Free… from the spell of fright.

Your cloak it is a spirit shroud.
You wake me in my sleeping hours
Like a cloud, so...



Me… in my sorry plight.
You…waiting every night.

My face it turns a deathly pale.
You're talking to me through your veil,
I hear you wail…



The servants sleep, the doors are barred.
You hear the stopping of my heart.
We never part, so...

     Please…carry the lantern high!

The Lantern is a reserved and measured piece, and as such stands out against much of the psychedelic excessiveness of the album. Its lyric seems to function as an archaic cut in the album, similar to the effect of Lady Jane in the Stones album Aftermath. Keith Richards is precise and economical on acoustic and electric guitar (using a good bit of tremolo arm for an echoing effect), and there is a veiled hint of the blues playing he would feature in the next two or three albums. Charlie Watts emphasizes lines with a high impact strike on the drum followed by a tight roll. Nicky Hopkins provides his roadhouse keyboard. Horns in the breaks are muted and without improvisation, used to measure the beat more than anything else. They are a far cry from the screams the horns make in Sing This All Together.

The tone of The Lantern is mystical, and is closest to that of the imagery on the album’s cover. Evidently it is late at night, and the singer follows his companion through the house, up the stairs to some high view of the stars from which he hopes he will read good fortune.
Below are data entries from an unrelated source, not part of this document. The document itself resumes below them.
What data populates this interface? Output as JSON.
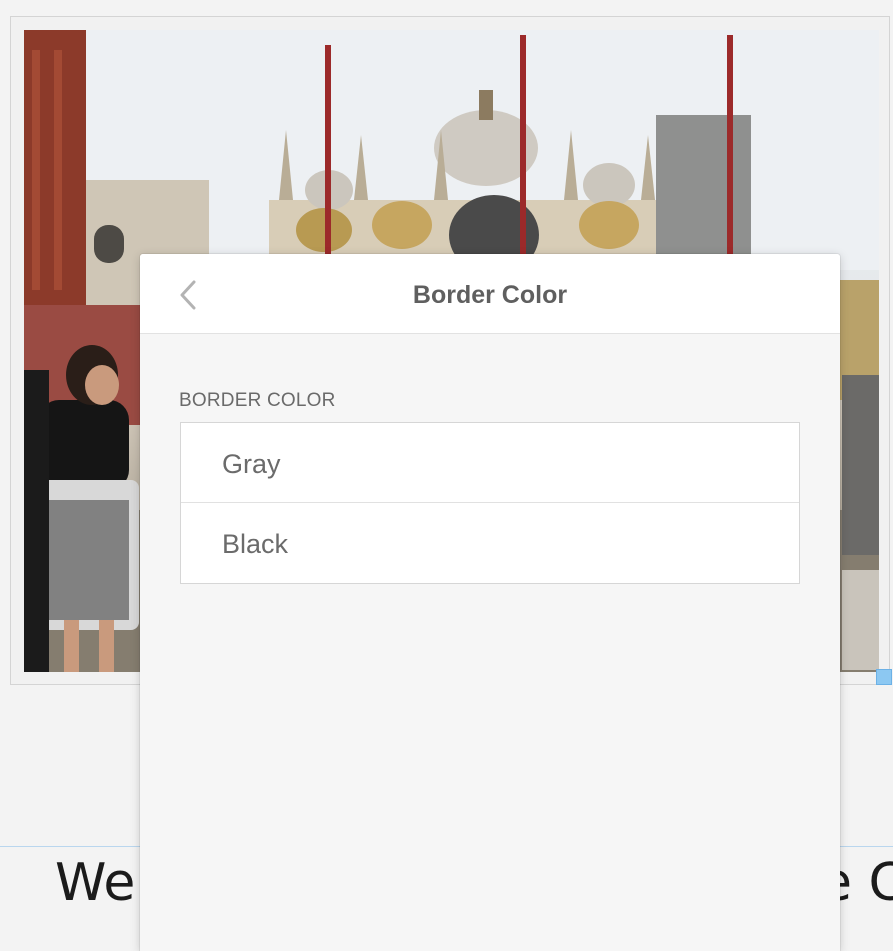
{
  "panel": {
    "title": "Border Color",
    "back_icon": "chevron-left-icon",
    "section_label": "BORDER COLOR",
    "options": [
      {
        "label": "Gray"
      },
      {
        "label": "Black"
      }
    ]
  },
  "page": {
    "heading_left": "We",
    "heading_right": "e C"
  },
  "colors": {
    "panel_background": "#f6f6f6",
    "header_background": "#ffffff",
    "option_text": "#6b6b6b",
    "handle_blue": "#8cc8f2"
  }
}
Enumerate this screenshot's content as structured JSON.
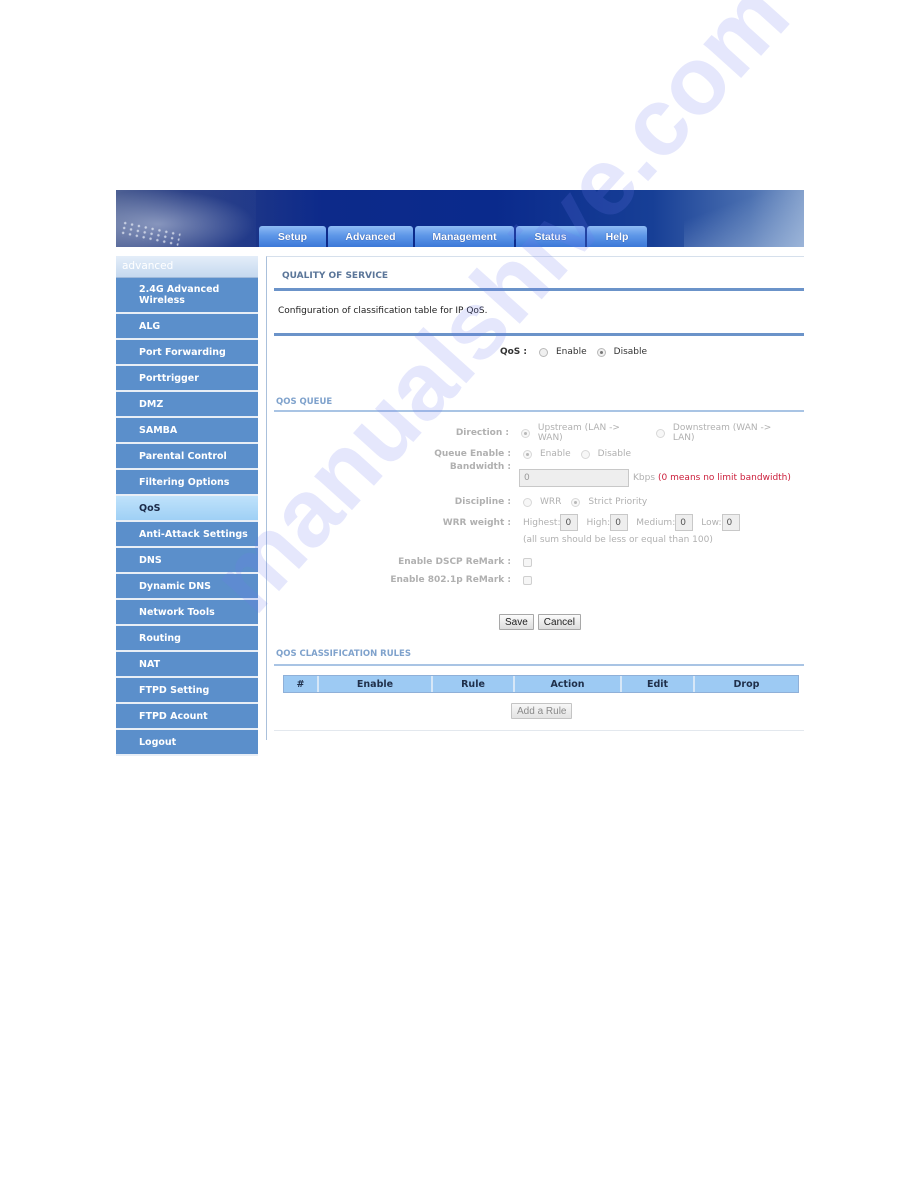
{
  "colors": {
    "tab_blue": "#5e97e8",
    "sidebar_item": "#5b8fcb",
    "sidebar_active": "#9fd0f5",
    "section_rule": "#6b93c9",
    "table_header": "#9dcaf3",
    "hint_red": "#cc1f3c"
  },
  "nav": {
    "tabs": [
      {
        "label": "Setup"
      },
      {
        "label": "Advanced"
      },
      {
        "label": "Management"
      },
      {
        "label": "Status"
      },
      {
        "label": "Help"
      }
    ]
  },
  "sidebar": {
    "header": "advanced",
    "active": "QoS",
    "items": [
      {
        "label": "2.4G Advanced Wireless"
      },
      {
        "label": "ALG"
      },
      {
        "label": "Port Forwarding"
      },
      {
        "label": "Porttrigger"
      },
      {
        "label": "DMZ"
      },
      {
        "label": "SAMBA"
      },
      {
        "label": "Parental Control"
      },
      {
        "label": "Filtering Options"
      },
      {
        "label": "QoS"
      },
      {
        "label": "Anti-Attack Settings"
      },
      {
        "label": "DNS"
      },
      {
        "label": "Dynamic DNS"
      },
      {
        "label": "Network Tools"
      },
      {
        "label": "Routing"
      },
      {
        "label": "NAT"
      },
      {
        "label": "FTPD Setting"
      },
      {
        "label": "FTPD Acount"
      },
      {
        "label": "Logout"
      }
    ]
  },
  "main": {
    "title": "QUALITY OF SERVICE",
    "description": "Configuration of classification table for IP QoS.",
    "qos": {
      "label": "QoS :",
      "options": [
        "Enable",
        "Disable"
      ],
      "selected": "Disable"
    },
    "queue": {
      "title": "QOS QUEUE",
      "direction": {
        "label": "Direction :",
        "options": [
          "Upstream (LAN -> WAN)",
          "Downstream (WAN -> LAN)"
        ],
        "selected": "Upstream (LAN -> WAN)"
      },
      "queue_enable": {
        "label": "Queue Enable :",
        "options": [
          "Enable",
          "Disable"
        ],
        "selected": "Enable"
      },
      "bandwidth": {
        "label": "Bandwidth :",
        "value": "0",
        "unit": "Kbps",
        "hint": "(0 means no limit bandwidth)"
      },
      "discipline": {
        "label": "Discipline :",
        "options": [
          "WRR",
          "Strict Priority"
        ],
        "selected": "Strict Priority"
      },
      "wrr_weight": {
        "label": "WRR weight :",
        "fields": [
          {
            "label": "Highest:",
            "value": "0"
          },
          {
            "label": "High:",
            "value": "0"
          },
          {
            "label": "Medium:",
            "value": "0"
          },
          {
            "label": "Low:",
            "value": "0"
          }
        ],
        "note": "(all sum should be less or equal than 100)"
      },
      "dscp_remark": {
        "label": "Enable DSCP ReMark :",
        "checked": false
      },
      "p8021_remark": {
        "label": "Enable 802.1p ReMark :",
        "checked": false
      },
      "save_label": "Save",
      "cancel_label": "Cancel"
    },
    "rules": {
      "title": "QOS CLASSIFICATION RULES",
      "columns": [
        "#",
        "Enable",
        "Rule",
        "Action",
        "Edit",
        "Drop"
      ],
      "rows": [],
      "add_label": "Add a Rule"
    }
  },
  "watermark": "manualshive.com"
}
The song evokes tarot cards to me, especially the card of the Hermit, who holds a lantern in the Rider-Waite deck, popular for tarot readings since its release in 1909. The mysticism has, by this time in the late dominance of the genre, psychedelic roots as well, in the works of the Incredible String Band, Syd Barrett’s Pink Floyd, and Donovan. I find echoes in Donovan’s There Was a Time, released the same month, which imagines the singer as “born to be the hermit of my line”.
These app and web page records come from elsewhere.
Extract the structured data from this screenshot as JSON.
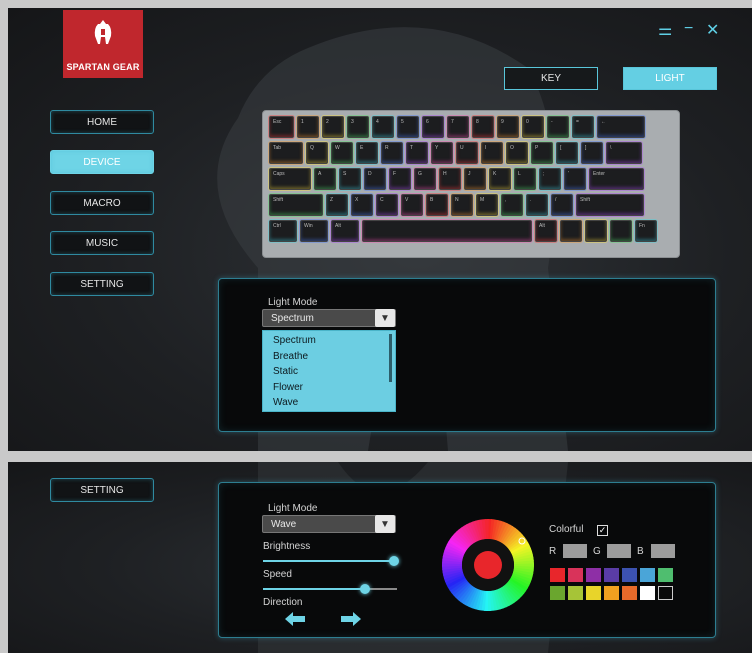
{
  "brand": {
    "name": "SPARTAN GEAR"
  },
  "window": {
    "menu_icon": "⚌",
    "minimize_icon": "−",
    "close_icon": "✕"
  },
  "nav": [
    {
      "label": "HOME",
      "active": false
    },
    {
      "label": "DEVICE",
      "active": true
    },
    {
      "label": "MACRO",
      "active": false
    },
    {
      "label": "MUSIC",
      "active": false
    },
    {
      "label": "SETTING",
      "active": false
    }
  ],
  "tabs": [
    {
      "label": "KEY",
      "active": false
    },
    {
      "label": "LIGHT",
      "active": true
    }
  ],
  "keyboard": {
    "rows": [
      [
        "Esc",
        "1",
        "2",
        "3",
        "4",
        "5",
        "6",
        "7",
        "8",
        "9",
        "0",
        "-",
        "=",
        "←"
      ],
      [
        "Tab",
        "Q",
        "W",
        "E",
        "R",
        "T",
        "Y",
        "U",
        "I",
        "O",
        "P",
        "[",
        "]",
        "\\"
      ],
      [
        "Caps",
        "A",
        "S",
        "D",
        "F",
        "G",
        "H",
        "J",
        "K",
        "L",
        ";",
        "'",
        "Enter"
      ],
      [
        "Shift",
        "Z",
        "X",
        "C",
        "V",
        "B",
        "N",
        "M",
        ",",
        ".",
        "/",
        "Shift"
      ],
      [
        "Ctrl",
        "Win",
        "Alt",
        "",
        "Alt",
        "",
        "",
        "",
        "Fn"
      ]
    ]
  },
  "light_panel_top": {
    "mode_label": "Light Mode",
    "selected": "Spectrum",
    "options": [
      "Spectrum",
      "Breathe",
      "Static",
      "Flower",
      "Wave"
    ]
  },
  "bottom": {
    "setting_label": "SETTING",
    "mode_label": "Light Mode",
    "selected": "Wave",
    "brightness_label": "Brightness",
    "brightness": 0.98,
    "speed_label": "Speed",
    "speed": 0.76,
    "direction_label": "Direction",
    "direction_left": "🡄",
    "direction_right": "🡆",
    "colorful_label": "Colorful",
    "colorful_checked": "✓",
    "r_label": "R",
    "g_label": "G",
    "b_label": "B",
    "selected_color": "#e8262b",
    "palette": [
      [
        "#e8262b",
        "#d9335a",
        "#8e2fa6",
        "#5a3ca6",
        "#3c52b0",
        "#4aa5d8",
        "#4fbe6f"
      ],
      [
        "#6aa62e",
        "#a6c437",
        "#e8d42a",
        "#f0a020",
        "#e86a2a",
        "#ffffff",
        "#0a0a0a"
      ]
    ]
  },
  "accent": "#6ed4e6"
}
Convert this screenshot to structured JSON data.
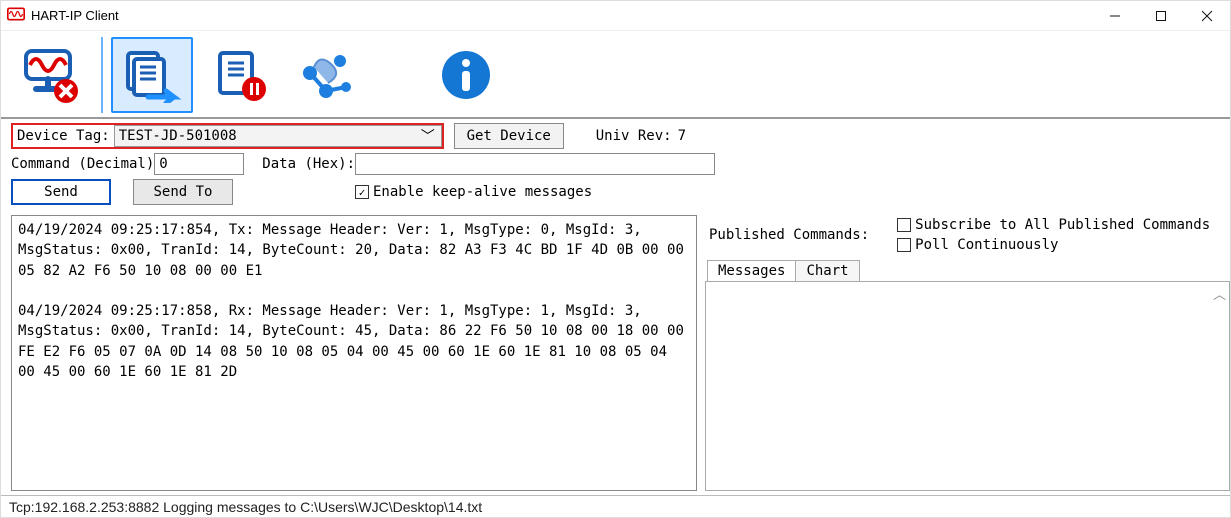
{
  "window": {
    "title": "HART-IP Client"
  },
  "form": {
    "device_tag_label": "Device Tag:",
    "device_tag_value": "TEST-JD-501008",
    "get_device_label": "Get Device",
    "univ_rev_label": "Univ Rev:",
    "univ_rev_value": "7",
    "command_label": "Command (Decimal)",
    "command_value": "0",
    "data_label": "Data (Hex):",
    "data_value": "",
    "send_label": "Send",
    "send_to_label": "Send To",
    "enable_keepalive_label": "Enable keep-alive messages",
    "enable_keepalive_checked": true
  },
  "published": {
    "header": "Published Commands:",
    "subscribe_label": "Subscribe to All Published Commands",
    "subscribe_checked": false,
    "poll_label": "Poll Continuously",
    "poll_checked": false,
    "tabs": {
      "messages": "Messages",
      "chart": "Chart"
    }
  },
  "log": {
    "entry1": "04/19/2024 09:25:17:854, Tx: Message Header: Ver: 1, MsgType: 0, MsgId: 3, MsgStatus: 0x00, TranId: 14, ByteCount: 20, Data: 82 A3 F3 4C BD 1F 4D 0B 00 00 05 82 A2 F6 50 10 08 00 00 E1",
    "entry2": "04/19/2024 09:25:17:858, Rx: Message Header: Ver: 1, MsgType: 1, MsgId: 3, MsgStatus: 0x00, TranId: 14, ByteCount: 45, Data: 86 22 F6 50 10 08 00 18 00 00 FE E2 F6 05 07 0A 0D 14 08 50 10 08 05 04 00 45 00 60 1E 60 1E 81 10 08 05 04 00 45 00 60 1E 60 1E 81 2D"
  },
  "status": {
    "text": "Tcp:192.168.2.253:8882  Logging messages to C:\\Users\\WJC\\Desktop\\14.txt"
  }
}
Mick Jagger casts aside his swagger and misogyny, and in The Lantern wears an attitude that is somewhat wispy and gestural, a voice from an earlier period in history, somewhat like a cartoon character drawn by Edward Gorey. We have a psychedelic drone here, long phonemes that Jagger holds at the beginning of the first couple of lines of each verse, and with which he kicks off the chorus with a plea; but the drone has broken from any sense of raga. Rather it seems to amplify the sound of the church bells that toll the hour at the beginning of the song. Jagger's new singing style of holding and amplifying notes (that first appeared in the recent single We Love You would continue into later records like Child of the Moon, and far beyond the psychedelic era into the early 1980s. To my ears, it’s a exaggerated singing style that Jagger picked up from Bob Dylan’s psychedelic period. .